Of all rotations, I was most apprehensive about Internal medicine at Scott and White. I was scared of moving to a new place, away from my husband and my dogs and the comforts of home, as well as the magnitude of knowledge required just to get by. Before the rotation, I was certain I would work in a clinic setting post graduation. I liked the 8-5 life and the comfort of always working with the same people and getting to know patients and families as they grow. After spending two months at Scott and White, I realized my preconceptions about this rotation were all wrong.
Instead of being something I just had to get through, Internal Medicine became my favorite rotation and the time flew by. I did not mind the long hours and would often be the last student on my team to go home because I wanted to take on more patients. Internal medicine is a unique rotation because you get to see everything in medicine. I was never bored and always curious. Above all, I learned to think on this rotation. I was a valued part of the team and became more and more able to put my plans into action.
This is also the first rotation I had experiences with death. I made an objective to hear and experience end of life issues during this rotation. I made an effort to go with my upper levels to hear the discussions with families. However, these experiences were nothing like the first experience with my own patient. I remember when Mrs. M. came in to the hospital for decreased energy. My differential was small, she was eighty-nine and had eaten like a bird for the past week. My plan was hydration, Ensure and a medicine to increase appetite, PT/OT and home. We found she had a UTI and treated it and she was getting more of an appetite and improving. She was going to go to a skilled nursing facility but could not go over the weekend so we kept her until Monday. On Monday she was constipated, we kept her a couple days to try and resolve the constipation but then it turned into a small bowel obstruction. KUB led to CT and we found a mass in her pancreas and addition metastases to her liver. All I could think about when that report came back was the first time I met her in the ER. Mrs. M died within the week. I did not realize this was going to be the last time she came into the hospital. I did not think we were going to be her last doctors. Waking someone up every morning for more than a week makes you feel a connection to them. I enjoyed being part of a hospital team. I got to experience so much with my patients and their families over a very limited time.
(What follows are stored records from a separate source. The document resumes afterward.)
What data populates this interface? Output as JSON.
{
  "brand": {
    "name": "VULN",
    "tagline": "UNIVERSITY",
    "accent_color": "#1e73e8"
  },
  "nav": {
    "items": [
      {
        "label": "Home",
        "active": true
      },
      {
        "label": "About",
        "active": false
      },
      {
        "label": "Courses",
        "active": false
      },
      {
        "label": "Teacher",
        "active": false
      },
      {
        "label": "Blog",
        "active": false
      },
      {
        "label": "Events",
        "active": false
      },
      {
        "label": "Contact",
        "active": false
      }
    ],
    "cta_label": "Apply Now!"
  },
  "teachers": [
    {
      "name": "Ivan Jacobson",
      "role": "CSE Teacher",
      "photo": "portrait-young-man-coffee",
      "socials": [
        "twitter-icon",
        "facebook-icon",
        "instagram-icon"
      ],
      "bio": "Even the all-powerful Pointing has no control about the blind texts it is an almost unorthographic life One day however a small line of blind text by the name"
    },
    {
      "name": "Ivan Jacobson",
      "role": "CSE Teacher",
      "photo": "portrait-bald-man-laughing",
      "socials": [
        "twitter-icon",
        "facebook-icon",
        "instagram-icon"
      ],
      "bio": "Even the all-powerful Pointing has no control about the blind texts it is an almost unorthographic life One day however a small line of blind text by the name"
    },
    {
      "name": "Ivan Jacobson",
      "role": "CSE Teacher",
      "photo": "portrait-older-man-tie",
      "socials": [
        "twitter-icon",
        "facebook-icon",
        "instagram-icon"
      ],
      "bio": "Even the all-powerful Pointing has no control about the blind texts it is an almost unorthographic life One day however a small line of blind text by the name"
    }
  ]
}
I have learned so much on this rotation about treating people and practicing medicine. It was bittersweet to leave. I enjoyed my time at Scott and White.